The climb was choked with brush. Visibility was limited to three feet or less in most places. The verticality and slick hillside made progress difficult as well. The rain saturated hillside gave way on more steps than what held, and great caution had to be used for which branches you could grab hold of due to the Devil’s Club and Salmonberry thorns. Devil’s Club is covered in spines that are noxious and irritating; the only portion of the plant not covered in spikes are the berries and the roots. If ever there was going to be a test for rain gear, this was it.
We climbed through the brush in the rain for four hours before reaching the summit of a ridge where we could clear the alders and start glassing. I immediately started seeing mountain goats. Now we could move fast along the openings and into the rocky country of the mountain peaks. One of the great advantages of the fabric used in the Takur gear is how it expands when warm, allowing sweat to escape easily. On the other hand, when I stopped to glass with wind hitting me from all directions, the fabric cooled and condensed, keeping my body heat in. I was amazed at my degree of comfort in these difficult and changing conditions.

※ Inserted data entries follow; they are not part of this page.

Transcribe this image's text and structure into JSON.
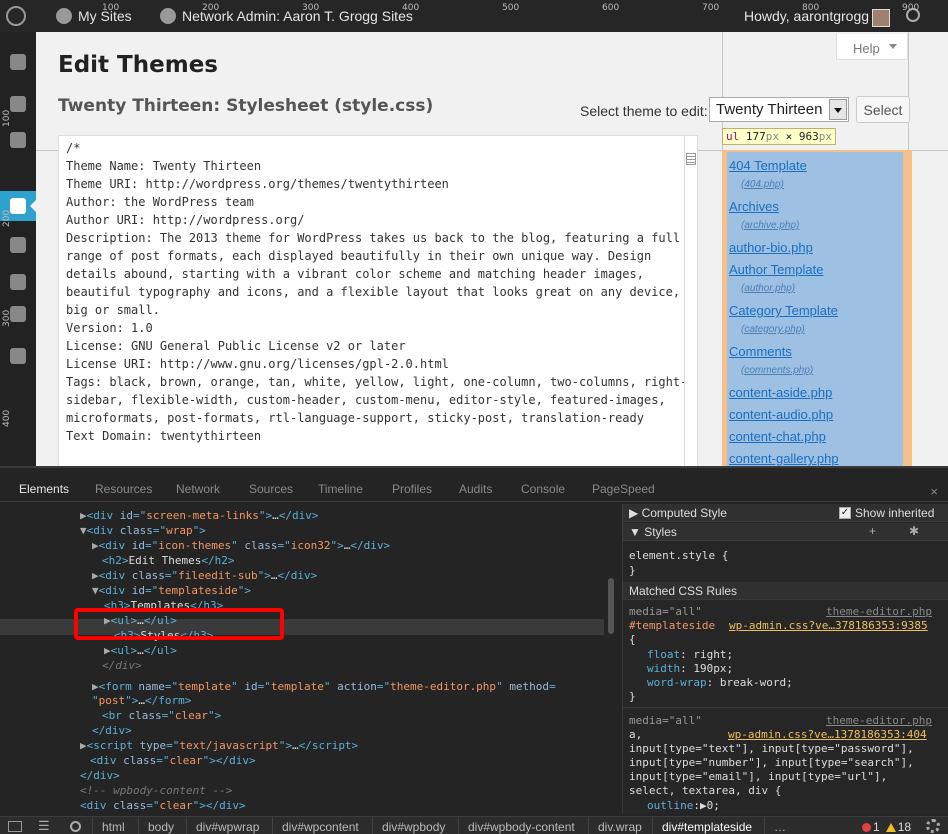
{
  "adminbar": {
    "my_sites": "My Sites",
    "network_admin": "Network Admin: Aaron T. Grogg Sites",
    "howdy": "Howdy, aarontgrogg"
  },
  "rulers": {
    "top": [
      "100",
      "200",
      "300",
      "400",
      "500",
      "600",
      "700",
      "800",
      "900"
    ],
    "left": [
      "100",
      "200",
      "300",
      "400"
    ]
  },
  "page": {
    "title": "Edit Themes",
    "file_title": "Twenty Thirteen: Stylesheet (style.css)",
    "help_label": "Help",
    "select_label": "Select theme to edit:",
    "selected_theme": "Twenty Thirteen",
    "select_button": "Select"
  },
  "editor": {
    "content": "/*\nTheme Name: Twenty Thirteen\nTheme URI: http://wordpress.org/themes/twentythirteen\nAuthor: the WordPress team\nAuthor URI: http://wordpress.org/\nDescription: The 2013 theme for WordPress takes us back to the blog, featuring a full\nrange of post formats, each displayed beautifully in their own unique way. Design\ndetails abound, starting with a vibrant color scheme and matching header images,\nbeautiful typography and icons, and a flexible layout that looks great on any device,\nbig or small.\nVersion: 1.0\nLicense: GNU General Public License v2 or later\nLicense URI: http://www.gnu.org/licenses/gpl-2.0.html\nTags: black, brown, orange, tan, white, yellow, light, one-column, two-columns, right-\nsidebar, flexible-width, custom-header, custom-menu, editor-style, featured-images,\nmicroformats, post-formats, rtl-language-support, sticky-post, translation-ready\nText Domain: twentythirteen"
  },
  "tooltip": {
    "tag": "ul",
    "width": "177",
    "height": "963",
    "unit": "px",
    "times": "×"
  },
  "templates": [
    {
      "name": "404 Template",
      "file": "(404.php)"
    },
    {
      "name": "Archives",
      "file": "(archive.php)"
    },
    {
      "name": "author-bio.php",
      "file": ""
    },
    {
      "name": "Author Template",
      "file": "(author.php)"
    },
    {
      "name": "Category Template",
      "file": "(category.php)"
    },
    {
      "name": "Comments",
      "file": "(comments.php)"
    },
    {
      "name": "content-aside.php",
      "file": ""
    },
    {
      "name": "content-audio.php",
      "file": ""
    },
    {
      "name": "content-chat.php",
      "file": ""
    },
    {
      "name": "content-gallery.php",
      "file": ""
    }
  ],
  "devtools": {
    "tabs": [
      "Elements",
      "Resources",
      "Network",
      "Sources",
      "Timeline",
      "Profiles",
      "Audits",
      "Console",
      "PageSpeed"
    ],
    "active_tab": "Elements",
    "close": "×",
    "sidebar": {
      "computed_style": "Computed Style",
      "show_inherited": "Show inherited",
      "styles": "Styles",
      "element_style": "element.style {",
      "close_brace": "}",
      "matched_rules": "Matched CSS Rules",
      "rule1_media": "media=\"all\"",
      "rule1_file": "theme-editor.php",
      "rule1_selector": "#templateside",
      "rule1_source": "wp-admin.css?ve…378186353:9385",
      "rule1_open": "{",
      "rule1_props": [
        "float",
        "width",
        "word-wrap"
      ],
      "rule1_vals": [
        ": right;",
        ": 190px;",
        ": break-word;"
      ],
      "rule2_media": "media=\"all\"",
      "rule2_file": "theme-editor.php",
      "rule2_source": "wp-admin.css?ve…1378186353:404",
      "rule2_selector_lines": [
        "a,",
        "input[type=\"text\"], input[type=\"password\"],",
        "input[type=\"number\"], input[type=\"search\"],",
        "input[type=\"email\"], input[type=\"url\"],",
        "select, textarea, div {"
      ],
      "rule2_prop": "outline",
      "rule2_val": ":▶0;"
    },
    "crumbs": [
      "html",
      "body",
      "div#wpwrap",
      "div#wpcontent",
      "div#wpbody",
      "div#wpbody-content",
      "div.wrap",
      "div#templateside",
      "…"
    ],
    "active_crumb": "div#templateside",
    "errors": "1",
    "warnings": "18"
  }
}
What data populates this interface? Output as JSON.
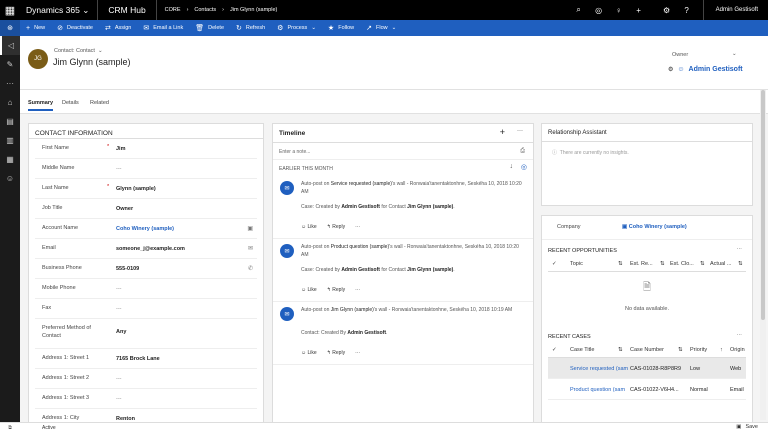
{
  "topbar": {
    "brand": "Dynamics 365",
    "brand_chev": "⌄",
    "app": "CRM Hub",
    "breadcrumb": [
      "CORE",
      "Contacts",
      "Jim Glynn (sample)"
    ],
    "crumb_sep": "›",
    "user": "Admin Gestisoft"
  },
  "commands": [
    {
      "label": "New",
      "icon": "+"
    },
    {
      "label": "Deactivate",
      "icon": "⊘"
    },
    {
      "label": "Assign",
      "icon": "⇄"
    },
    {
      "label": "Email a Link",
      "icon": "✉"
    },
    {
      "label": "Delete",
      "icon": "🗑"
    },
    {
      "label": "Refresh",
      "icon": "↻"
    },
    {
      "label": "Process",
      "icon": "⚙",
      "chev": "⌄"
    },
    {
      "label": "Follow",
      "icon": "★"
    },
    {
      "label": "Flow",
      "icon": "↗",
      "chev": "⌄"
    }
  ],
  "header": {
    "initials": "JG",
    "entity_type": "Contact: Contact",
    "entity_chev": "⌄",
    "name": "Jim Glynn (sample)",
    "owner_label": "Owner",
    "owner_value": "Admin Gestisoft"
  },
  "tabs": [
    "Summary",
    "Details",
    "Related"
  ],
  "contact_info": {
    "title": "CONTACT INFORMATION",
    "fields": [
      {
        "label": "First Name",
        "value": "Jim",
        "req": "*",
        "style": "b"
      },
      {
        "label": "Middle Name",
        "value": "---",
        "style": "dash"
      },
      {
        "label": "Last Name",
        "value": "Glynn (sample)",
        "req": "*",
        "style": "b"
      },
      {
        "label": "Job Title",
        "value": "Owner",
        "style": "b"
      },
      {
        "label": "Account Name",
        "value": "Coho Winery (sample)",
        "style": "link",
        "icon": "▣"
      },
      {
        "label": "Email",
        "value": "someone_j@example.com",
        "style": "b",
        "icon": "✉"
      },
      {
        "label": "Business Phone",
        "value": "555-0109",
        "style": "b",
        "icon": "✆"
      },
      {
        "label": "Mobile Phone",
        "value": "---",
        "style": "dash"
      },
      {
        "label": "Fax",
        "value": "---",
        "style": "dash"
      },
      {
        "label": "Preferred Method of Contact",
        "value": "Any",
        "style": "b"
      },
      {
        "label": "Address 1: Street 1",
        "value": "7165 Brock Lane",
        "style": "b"
      },
      {
        "label": "Address 1: Street 2",
        "value": "---",
        "style": "dash"
      },
      {
        "label": "Address 1: Street 3",
        "value": "---",
        "style": "dash"
      },
      {
        "label": "Address 1: City",
        "value": "Renton",
        "style": "b"
      }
    ]
  },
  "timeline": {
    "title": "Timeline",
    "note_placeholder": "Enter a note...",
    "section": "EARLIER THIS MONTH",
    "posts": [
      {
        "pre": "Auto-post on ",
        "subject": "Service requested (sample)",
        "post": "'s wall - ",
        "meta": "Ronwaia'tanentaktonhne, Seskéha 10, 2018 10:20 AM",
        "line_pre": "Case: Created by ",
        "line_user": "Admin Gestisoft",
        "line_post": " for Contact ",
        "line_obj": "Jim Glynn (sample)",
        "line_end": "."
      },
      {
        "pre": "Auto-post on ",
        "subject": "Product question (sample)",
        "post": "'s wall - ",
        "meta": "Ronwaia'tanentaktonhne, Seskéha 10, 2018 10:20 AM",
        "line_pre": "Case: Created by ",
        "line_user": "Admin Gestisoft",
        "line_post": " for Contact ",
        "line_obj": "Jim Glynn (sample)",
        "line_end": "."
      },
      {
        "pre": "Auto-post on ",
        "subject": "Jim Glynn (sample)",
        "post": "'s wall - ",
        "meta": "Ronwaia'tanentaktonhne, Seskéha 10, 2018 10:19 AM",
        "line_pre": "Contact: Created By ",
        "line_user": "Admin Gestisoft",
        "line_post": "",
        "line_obj": "",
        "line_end": "."
      }
    ],
    "like": "Like",
    "reply": "Reply",
    "more": "···"
  },
  "relationship_assistant": {
    "title": "Relationship Assistant",
    "empty": "There are currently no insights."
  },
  "related": {
    "company_label": "Company",
    "company_value": "Coho Winery (sample)",
    "opportunities": {
      "title": "RECENT OPPORTUNITIES",
      "cols": [
        "Topic",
        "Est. Re...",
        "Est. Clo...",
        "Actual ..."
      ],
      "empty": "No data available."
    },
    "cases": {
      "title": "RECENT CASES",
      "cols": [
        "Case Title",
        "Case Number",
        "Priority",
        "Origin"
      ],
      "rows": [
        {
          "title": "Service requested (sam",
          "number": "CAS-01028-R8P8R9",
          "priority": "Low",
          "origin": "Web"
        },
        {
          "title": "Product question (sam",
          "number": "CAS-01022-V6H4...",
          "priority": "Normal",
          "origin": "Email"
        }
      ]
    }
  },
  "status": {
    "state": "Active",
    "save": "Save"
  }
}
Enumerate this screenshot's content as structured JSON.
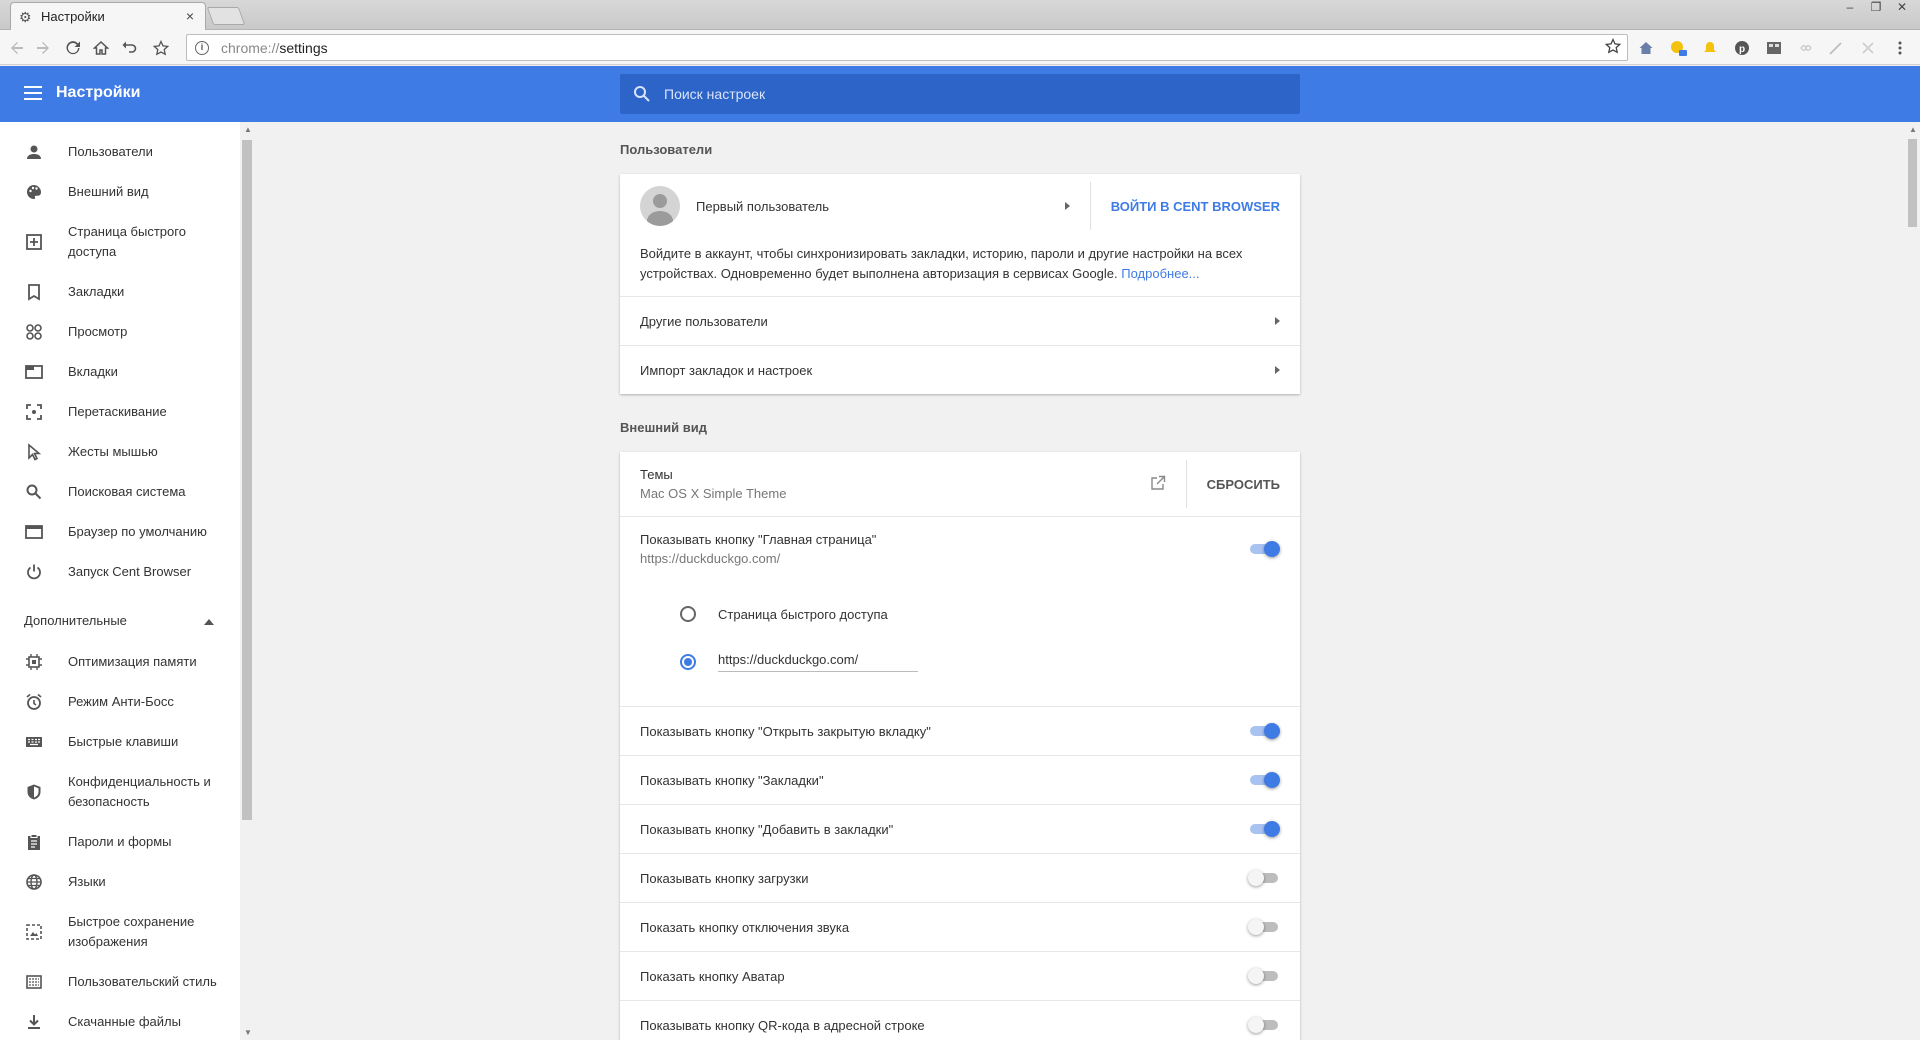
{
  "tab": {
    "title": "Настройки",
    "close": "×"
  },
  "window_controls": [
    "–",
    "❐",
    "✕"
  ],
  "omnibox": {
    "scheme": "chrome://",
    "path": "settings"
  },
  "header": {
    "title": "Настройки",
    "search_placeholder": "Поиск настроек"
  },
  "sidebar": {
    "items": [
      {
        "label": "Пользователи",
        "icon": "person-icon"
      },
      {
        "label": "Внешний вид",
        "icon": "palette-icon"
      },
      {
        "label": "Страница быстрого доступа",
        "icon": "add-box-icon"
      },
      {
        "label": "Закладки",
        "icon": "bookmark-icon"
      },
      {
        "label": "Просмотр",
        "icon": "browse-icon"
      },
      {
        "label": "Вкладки",
        "icon": "tab-icon"
      },
      {
        "label": "Перетаскивание",
        "icon": "drag-icon"
      },
      {
        "label": "Жесты мышью",
        "icon": "cursor-icon"
      },
      {
        "label": "Поисковая система",
        "icon": "search-icon"
      },
      {
        "label": "Браузер по умолчанию",
        "icon": "browser-icon"
      },
      {
        "label": "Запуск Cent Browser",
        "icon": "power-icon"
      }
    ],
    "advanced_label": "Дополнительные",
    "advanced_items": [
      {
        "label": "Оптимизация памяти",
        "icon": "memory-icon"
      },
      {
        "label": "Режим Анти-Босс",
        "icon": "alarm-icon"
      },
      {
        "label": "Быстрые клавиши",
        "icon": "keyboard-icon"
      },
      {
        "label": "Конфиденциальность и безопасность",
        "icon": "shield-icon"
      },
      {
        "label": "Пароли и формы",
        "icon": "clipboard-icon"
      },
      {
        "label": "Языки",
        "icon": "globe-icon"
      },
      {
        "label": "Быстрое сохранение изображения",
        "icon": "image-save-icon"
      },
      {
        "label": "Пользовательский стиль",
        "icon": "style-icon"
      },
      {
        "label": "Скачанные файлы",
        "icon": "download-icon"
      }
    ]
  },
  "users": {
    "section_title": "Пользователи",
    "profile_name": "Первый пользователь",
    "signin_button": "ВОЙТИ В CENT BROWSER",
    "signin_text": "Войдите в аккаунт, чтобы синхронизировать закладки, историю, пароли и другие настройки на всех устройствах. Одновременно будет выполнена авторизация в сервисах Google.",
    "learn_more": "Подробнее...",
    "other_users": "Другие пользователи",
    "import": "Импорт закладок и настроек"
  },
  "appearance": {
    "section_title": "Внешний вид",
    "themes_label": "Темы",
    "theme_name": "Mac OS X Simple Theme",
    "reset_button": "СБРОСИТЬ",
    "home_button_label": "Показывать кнопку \"Главная страница\"",
    "home_button_url": "https://duckduckgo.com/",
    "home_button_on": true,
    "radio_ntp": "Страница быстрого доступа",
    "radio_url_value": "https://duckduckgo.com/",
    "toggles": [
      {
        "label": "Показывать кнопку \"Открыть закрытую вкладку\"",
        "on": true
      },
      {
        "label": "Показывать кнопку \"Закладки\"",
        "on": true
      },
      {
        "label": "Показывать кнопку \"Добавить в закладки\"",
        "on": true
      },
      {
        "label": "Показывать кнопку загрузки",
        "on": false
      },
      {
        "label": "Показать кнопку отключения звука",
        "on": false
      },
      {
        "label": "Показать кнопку Аватар",
        "on": false
      },
      {
        "label": "Показывать кнопку QR-кода в адресной строке",
        "on": false
      }
    ]
  },
  "colors": {
    "accent": "#3f7be4",
    "header": "#3f7be4",
    "search_bg": "#2d64c7"
  }
}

We traversed the edge of a basin, and after spotting a nice billy, climbed into a near vertical cliff face. To my puckering disappointment, the rock near the summit of the ridge, where it was steepest, crumbled everywhere I could reach a handhold. I slid backwards with my knees grating into the rock and my fingertips and toes digging into whatever would hold. Eventually I got over the top, made an approach on the Mountain Goat, and killed him with two well placed shots at close range. The first shot was to destroy his lungs, the second was to anchor him on the hill to keep him from sliding and tumbling off the mountain.
I skinned, quartered, deboned and removed rib meat into the packs. We spent the night in the basin below then headed down through the brush again. This time I slid on my butt, fell on my face and caught thorns and limbs even worse than on the way up. My Garmin InReach weather told me we had three hours until the storm made landfall, and I could feel the wind freshening and see the sky’s color turn into a bruise.
Between the storm approaching and the downhill climb with bloodied gear and a heavy pack full of meat on an island containing the largest bears in the world, I had plenty of incentive to hustle.
Once at the bottom, we dawned waders and followed the stream out, surging more water now than yesterday. Throughout all of this, I was never cold, wet, hot or uncomfortable. I expected my gear to be as badly mangled as the Taliban who tried to fight the US military on Takur Ghar, but like the US troops who fought on that Afghan peak, my gear was undefeated, as was I, victorious with my first Mountain Goat.